Not only is it an incredible biopic and a wonderful outdoors film, it is also a comment on the process of film making and a vehicle for Herzog's ongoing contention that the underlying common denominator in the universe is chaos and murder.

So next time you are mourning the fact you are a government yes-man, an Orlando Real Estate Agent, or an unemployable dreamer, at least you are not being devoured by a bear or getting your ass kicked by Michelle Yeoh.

Pims, Yeoh!

Be humble in your sleepy hands on this world.
Be a killer in Heaven.

Love, Joe Nolan

Pims, Yeoh!

Pims yo,

I have been watching some Herzog films lately.
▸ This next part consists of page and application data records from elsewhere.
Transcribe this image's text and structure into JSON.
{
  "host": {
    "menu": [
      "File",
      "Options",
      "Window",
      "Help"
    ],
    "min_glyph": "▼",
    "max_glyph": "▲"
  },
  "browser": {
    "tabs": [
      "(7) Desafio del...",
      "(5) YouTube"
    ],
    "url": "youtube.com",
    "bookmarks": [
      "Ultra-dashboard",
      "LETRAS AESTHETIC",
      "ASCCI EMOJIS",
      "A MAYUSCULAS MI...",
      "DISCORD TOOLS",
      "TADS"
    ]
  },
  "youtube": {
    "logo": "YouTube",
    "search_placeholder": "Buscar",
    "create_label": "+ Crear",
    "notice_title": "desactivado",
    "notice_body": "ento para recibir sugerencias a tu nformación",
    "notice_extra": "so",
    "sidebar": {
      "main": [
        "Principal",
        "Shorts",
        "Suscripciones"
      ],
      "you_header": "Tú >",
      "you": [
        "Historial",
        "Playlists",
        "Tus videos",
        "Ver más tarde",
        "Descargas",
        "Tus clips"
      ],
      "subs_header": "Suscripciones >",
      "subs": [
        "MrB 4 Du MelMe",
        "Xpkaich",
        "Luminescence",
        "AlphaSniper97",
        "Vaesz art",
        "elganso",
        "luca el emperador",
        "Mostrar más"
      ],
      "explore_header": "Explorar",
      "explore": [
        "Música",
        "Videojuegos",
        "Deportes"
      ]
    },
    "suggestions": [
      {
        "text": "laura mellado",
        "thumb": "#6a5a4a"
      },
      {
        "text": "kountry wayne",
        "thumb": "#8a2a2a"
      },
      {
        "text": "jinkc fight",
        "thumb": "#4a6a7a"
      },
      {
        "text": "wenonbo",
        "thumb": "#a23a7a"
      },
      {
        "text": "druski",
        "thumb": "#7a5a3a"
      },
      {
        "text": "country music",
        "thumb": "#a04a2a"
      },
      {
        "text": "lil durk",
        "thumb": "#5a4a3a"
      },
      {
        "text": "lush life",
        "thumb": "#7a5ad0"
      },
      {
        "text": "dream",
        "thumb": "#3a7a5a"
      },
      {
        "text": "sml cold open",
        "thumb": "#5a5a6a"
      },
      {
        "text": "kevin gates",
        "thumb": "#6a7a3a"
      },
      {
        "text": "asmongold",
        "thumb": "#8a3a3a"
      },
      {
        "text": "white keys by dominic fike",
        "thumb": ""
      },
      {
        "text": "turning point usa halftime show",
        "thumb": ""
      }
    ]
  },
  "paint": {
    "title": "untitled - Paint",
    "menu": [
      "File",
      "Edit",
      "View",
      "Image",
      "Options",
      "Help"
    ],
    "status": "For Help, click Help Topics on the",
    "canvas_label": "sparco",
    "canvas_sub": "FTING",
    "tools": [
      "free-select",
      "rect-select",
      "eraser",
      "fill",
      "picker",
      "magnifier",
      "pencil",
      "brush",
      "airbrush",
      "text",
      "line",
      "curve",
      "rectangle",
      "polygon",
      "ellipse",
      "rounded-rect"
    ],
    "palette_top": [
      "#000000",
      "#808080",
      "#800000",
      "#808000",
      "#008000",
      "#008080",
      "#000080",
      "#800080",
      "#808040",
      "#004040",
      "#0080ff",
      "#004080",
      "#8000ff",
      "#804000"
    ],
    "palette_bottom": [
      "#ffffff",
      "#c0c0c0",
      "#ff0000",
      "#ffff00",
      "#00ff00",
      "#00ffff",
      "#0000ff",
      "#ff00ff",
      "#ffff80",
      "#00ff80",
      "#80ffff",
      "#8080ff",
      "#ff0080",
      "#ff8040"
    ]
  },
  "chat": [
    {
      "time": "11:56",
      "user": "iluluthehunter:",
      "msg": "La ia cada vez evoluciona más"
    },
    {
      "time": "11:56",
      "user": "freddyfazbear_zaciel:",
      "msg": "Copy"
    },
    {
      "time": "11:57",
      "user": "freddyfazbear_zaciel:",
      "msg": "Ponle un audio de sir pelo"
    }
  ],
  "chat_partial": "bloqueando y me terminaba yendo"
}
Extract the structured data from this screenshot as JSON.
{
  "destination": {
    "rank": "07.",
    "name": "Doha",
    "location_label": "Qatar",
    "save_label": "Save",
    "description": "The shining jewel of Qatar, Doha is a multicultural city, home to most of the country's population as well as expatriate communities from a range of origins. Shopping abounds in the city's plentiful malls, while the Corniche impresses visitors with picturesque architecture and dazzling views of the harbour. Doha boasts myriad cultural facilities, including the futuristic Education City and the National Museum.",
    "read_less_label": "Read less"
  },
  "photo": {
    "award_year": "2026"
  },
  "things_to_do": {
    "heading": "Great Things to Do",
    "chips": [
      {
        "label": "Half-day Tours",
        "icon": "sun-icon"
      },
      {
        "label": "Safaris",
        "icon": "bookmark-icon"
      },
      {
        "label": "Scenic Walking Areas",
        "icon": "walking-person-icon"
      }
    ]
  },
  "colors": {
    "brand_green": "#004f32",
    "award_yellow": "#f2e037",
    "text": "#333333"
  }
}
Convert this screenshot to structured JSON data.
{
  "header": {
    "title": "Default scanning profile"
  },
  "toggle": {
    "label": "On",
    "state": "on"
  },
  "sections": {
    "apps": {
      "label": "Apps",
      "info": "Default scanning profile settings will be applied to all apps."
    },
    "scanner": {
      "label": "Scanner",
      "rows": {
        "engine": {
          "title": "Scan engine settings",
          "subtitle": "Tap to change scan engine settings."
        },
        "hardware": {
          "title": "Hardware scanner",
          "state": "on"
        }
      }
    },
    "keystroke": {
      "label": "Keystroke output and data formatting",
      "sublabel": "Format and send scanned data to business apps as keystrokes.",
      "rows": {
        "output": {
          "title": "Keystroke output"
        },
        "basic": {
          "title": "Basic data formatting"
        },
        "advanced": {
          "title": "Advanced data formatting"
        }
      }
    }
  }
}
I just saw the documentary "The Burden of Dreams" which is about the making of his film "Fitzcarraldo". I also watched "My Best Fiend" again, which is about Herzog's relationship with actor Klaus Kinski. Both of these films are highly recommended.

I don't know if you will have as much fun as you could have with one of Phoenix's airsoft guns, or with Michelle Yeoh,

but you get the point...

Pims, Yeoh!

Be humble in your sleepy hands on this world.
Be a killer in Heaven.

Love, Joe Nolan

Friday, April 07, 2006

What time is it?

Tell me a story says
the child to the mother,
the man to his lover,
the oceans of the Earth
to the stars sinking
in the curving mirrors
of its watery

Tell me a story
you said to me today.
But I can no more tell you a story
than I can tell you
the future,or I can tell you
the time.

Every moment is Once Upon a Time.
Every moment is The End.

Time goes by so slowly/And time can do so much.

Be humble in your sleepy hands on this world.
Be a killer in Heaven.

Love, Joe Nolan

Pearls Before Swine

The friend of my friend carries
a hunk
of nutmeg
in the pocket
of his jeans.
He is a chef
and he believes in the nutmeg.
My friend carries the gold
foil chocolate wrappers.
He is a Romantic
and all Romantics believe
in luck.
My empty pockets are full
of expectations.


Here it comes.


What if they had commercial folding tables at the Sermon on the Mount? How many Apostles does it take to screw in a lightbulb?

Lead us not into Temptation.

Be humble in your sleepy hands on this world.
Be a killer in Heaven.

Love, Joe Nolan

Nicholas Raygun

Pims yo!

Which would I visit if I wanted to turn my brain on:,, or ?

If I was different would you still feel the same?

To me?

To yourself?

Go watch "King of Kings" for the 13th time.

See how I make all things new again?

Be humble in your sleepy hands on this world.
Be a killer in Heaven.

Love, Joe Nolan